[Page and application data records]
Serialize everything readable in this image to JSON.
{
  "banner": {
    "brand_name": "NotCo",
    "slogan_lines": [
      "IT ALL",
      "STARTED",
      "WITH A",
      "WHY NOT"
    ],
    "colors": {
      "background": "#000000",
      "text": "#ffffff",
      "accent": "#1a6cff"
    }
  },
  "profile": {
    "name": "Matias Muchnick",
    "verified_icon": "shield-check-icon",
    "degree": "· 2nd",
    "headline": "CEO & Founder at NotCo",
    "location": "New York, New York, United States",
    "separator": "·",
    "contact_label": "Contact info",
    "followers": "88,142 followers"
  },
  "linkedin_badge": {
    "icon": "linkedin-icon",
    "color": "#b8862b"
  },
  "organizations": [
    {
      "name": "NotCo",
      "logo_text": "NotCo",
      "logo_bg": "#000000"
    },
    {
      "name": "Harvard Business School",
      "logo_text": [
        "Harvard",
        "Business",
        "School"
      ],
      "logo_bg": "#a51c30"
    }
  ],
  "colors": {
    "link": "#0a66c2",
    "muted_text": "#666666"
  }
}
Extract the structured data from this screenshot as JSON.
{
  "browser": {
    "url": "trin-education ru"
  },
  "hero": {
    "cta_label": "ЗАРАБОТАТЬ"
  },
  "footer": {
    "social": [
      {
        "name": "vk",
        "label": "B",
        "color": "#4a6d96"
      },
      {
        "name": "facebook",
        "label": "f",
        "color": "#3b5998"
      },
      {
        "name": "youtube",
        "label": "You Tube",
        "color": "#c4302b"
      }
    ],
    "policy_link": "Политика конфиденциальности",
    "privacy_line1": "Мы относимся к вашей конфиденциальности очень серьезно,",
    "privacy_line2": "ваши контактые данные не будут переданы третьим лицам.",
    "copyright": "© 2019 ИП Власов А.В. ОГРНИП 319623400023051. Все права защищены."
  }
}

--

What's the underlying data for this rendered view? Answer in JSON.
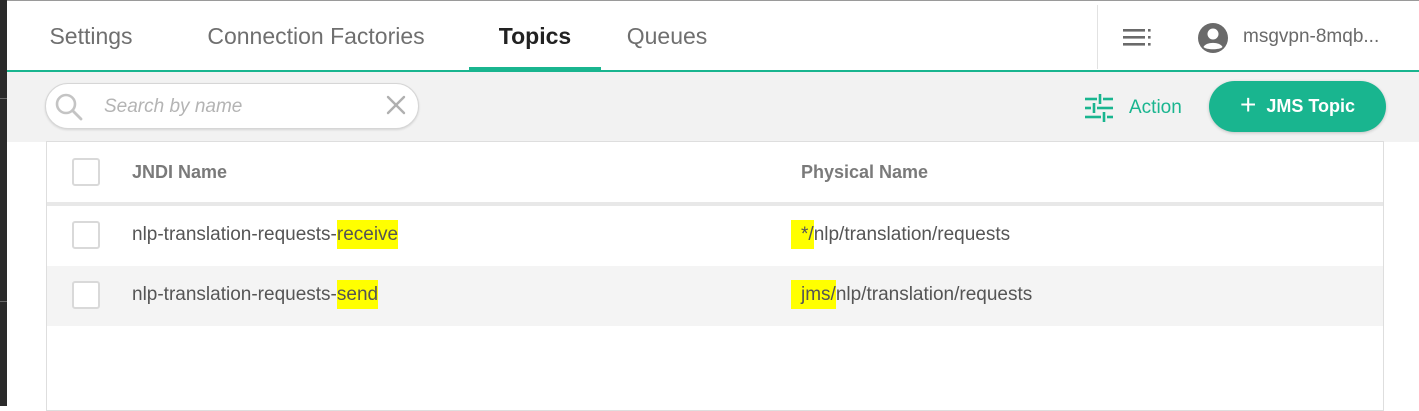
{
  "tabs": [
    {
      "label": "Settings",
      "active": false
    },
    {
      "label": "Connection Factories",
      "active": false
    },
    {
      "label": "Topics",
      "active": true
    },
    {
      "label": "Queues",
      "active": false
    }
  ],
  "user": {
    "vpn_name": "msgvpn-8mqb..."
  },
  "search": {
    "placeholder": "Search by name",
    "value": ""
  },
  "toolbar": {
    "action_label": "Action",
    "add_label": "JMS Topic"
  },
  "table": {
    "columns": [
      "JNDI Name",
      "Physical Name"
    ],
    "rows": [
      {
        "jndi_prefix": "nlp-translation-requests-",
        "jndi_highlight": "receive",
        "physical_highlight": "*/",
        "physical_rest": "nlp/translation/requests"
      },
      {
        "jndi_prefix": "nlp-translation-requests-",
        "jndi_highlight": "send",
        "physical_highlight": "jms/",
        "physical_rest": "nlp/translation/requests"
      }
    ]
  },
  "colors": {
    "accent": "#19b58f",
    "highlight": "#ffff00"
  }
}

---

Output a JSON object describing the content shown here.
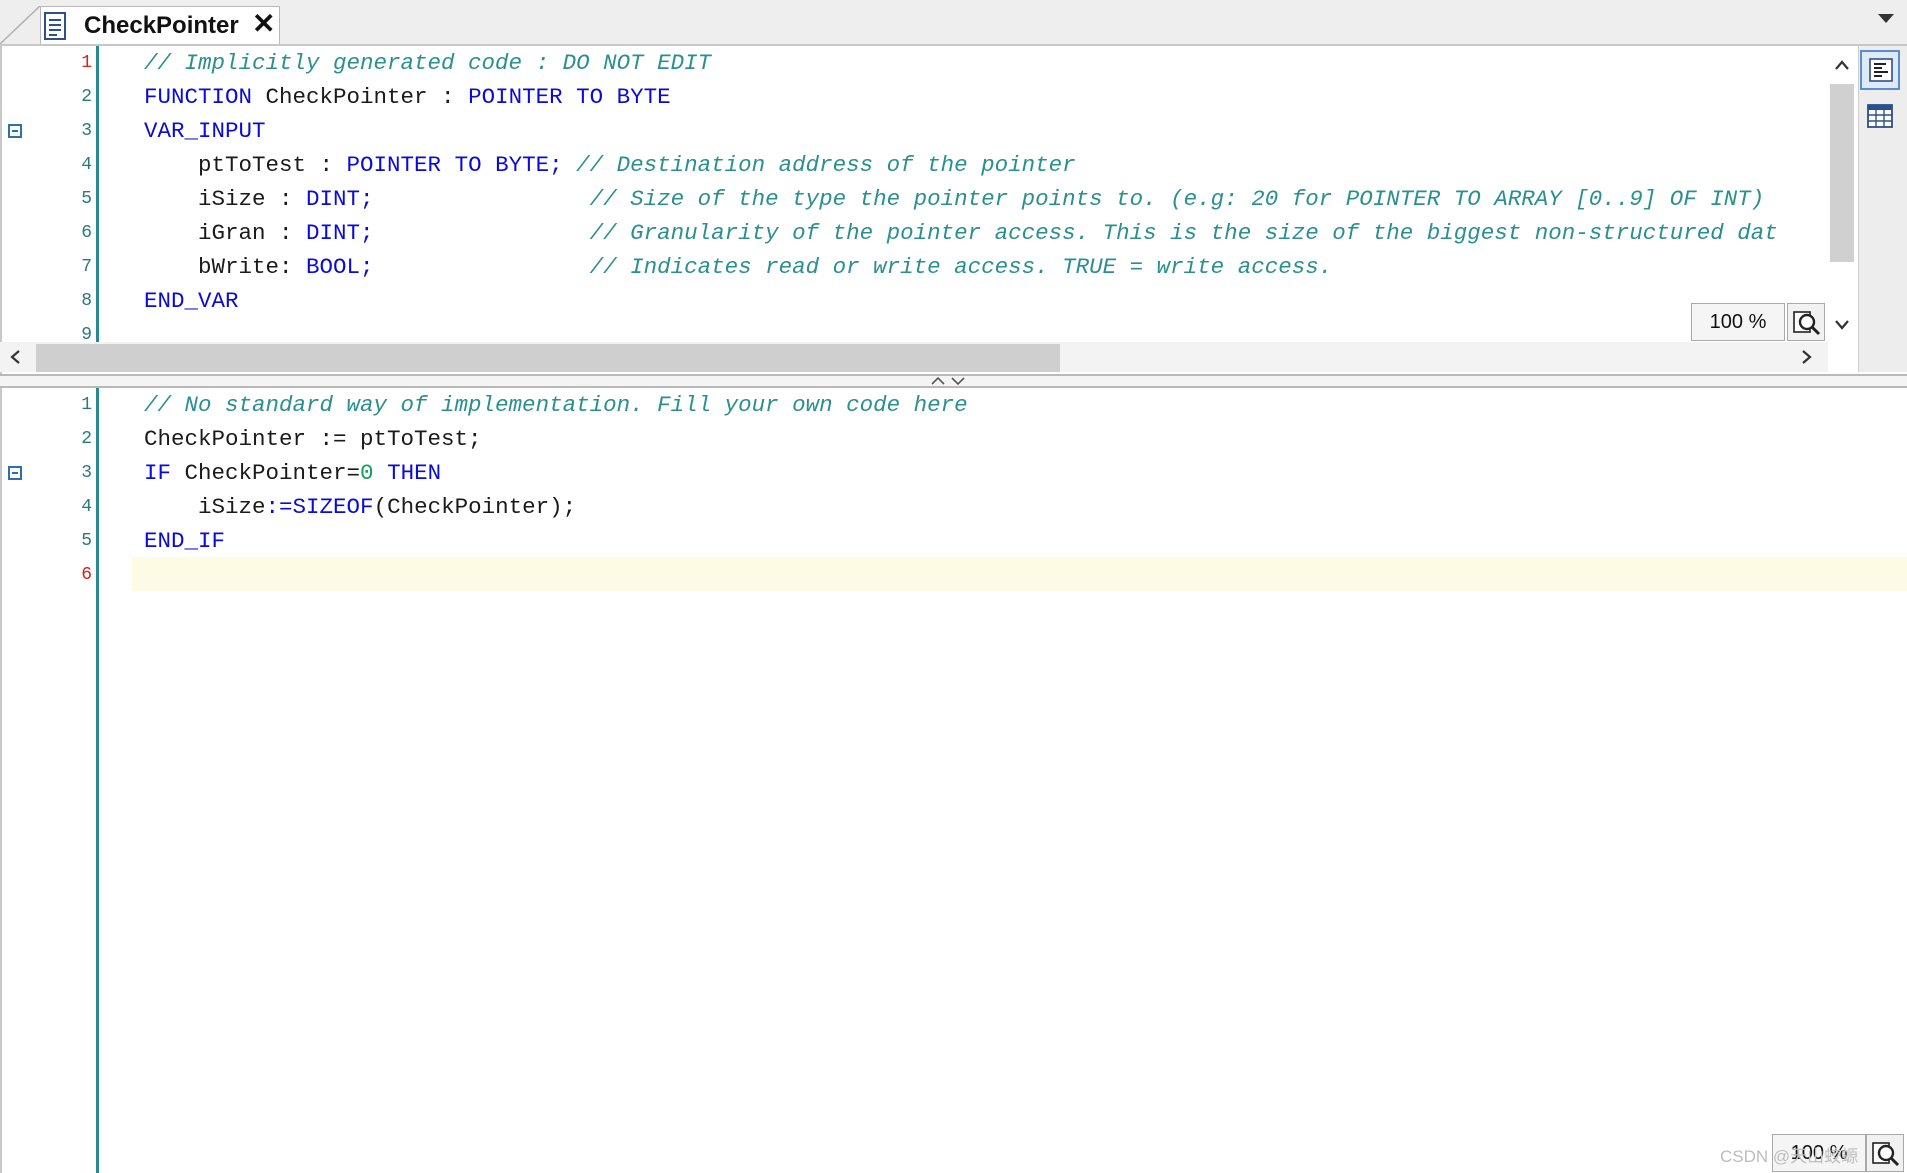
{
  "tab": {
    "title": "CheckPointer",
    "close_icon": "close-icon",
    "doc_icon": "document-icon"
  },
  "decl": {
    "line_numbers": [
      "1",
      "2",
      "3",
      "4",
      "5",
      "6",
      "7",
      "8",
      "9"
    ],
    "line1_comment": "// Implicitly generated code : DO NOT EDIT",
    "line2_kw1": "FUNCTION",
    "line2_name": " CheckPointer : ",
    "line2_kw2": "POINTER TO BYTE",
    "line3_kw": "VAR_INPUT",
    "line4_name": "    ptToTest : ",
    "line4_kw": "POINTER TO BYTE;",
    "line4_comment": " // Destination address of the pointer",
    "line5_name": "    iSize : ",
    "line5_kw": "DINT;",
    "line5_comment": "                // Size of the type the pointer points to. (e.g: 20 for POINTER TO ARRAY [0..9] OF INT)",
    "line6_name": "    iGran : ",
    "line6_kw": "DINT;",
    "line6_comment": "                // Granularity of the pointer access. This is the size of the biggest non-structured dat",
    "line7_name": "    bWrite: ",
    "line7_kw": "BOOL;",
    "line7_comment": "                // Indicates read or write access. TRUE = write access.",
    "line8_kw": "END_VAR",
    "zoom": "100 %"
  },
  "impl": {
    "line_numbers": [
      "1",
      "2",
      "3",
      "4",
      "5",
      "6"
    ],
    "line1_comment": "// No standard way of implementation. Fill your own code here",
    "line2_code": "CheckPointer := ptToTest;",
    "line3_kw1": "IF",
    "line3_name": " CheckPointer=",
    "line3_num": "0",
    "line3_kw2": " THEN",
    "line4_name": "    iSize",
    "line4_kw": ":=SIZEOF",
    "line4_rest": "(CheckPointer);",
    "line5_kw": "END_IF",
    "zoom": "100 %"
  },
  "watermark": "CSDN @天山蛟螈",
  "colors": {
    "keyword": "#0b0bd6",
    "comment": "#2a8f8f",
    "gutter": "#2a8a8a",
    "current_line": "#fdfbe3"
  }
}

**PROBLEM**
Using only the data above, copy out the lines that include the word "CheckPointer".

**ANSWER TO THIS TASK**
    "title": "CheckPointer",
    "line2_name": " CheckPointer : ",
    "line2_code": "CheckPointer := ptToTest;",
    "line3_name": " CheckPointer=",
    "line4_rest": "(CheckPointer);",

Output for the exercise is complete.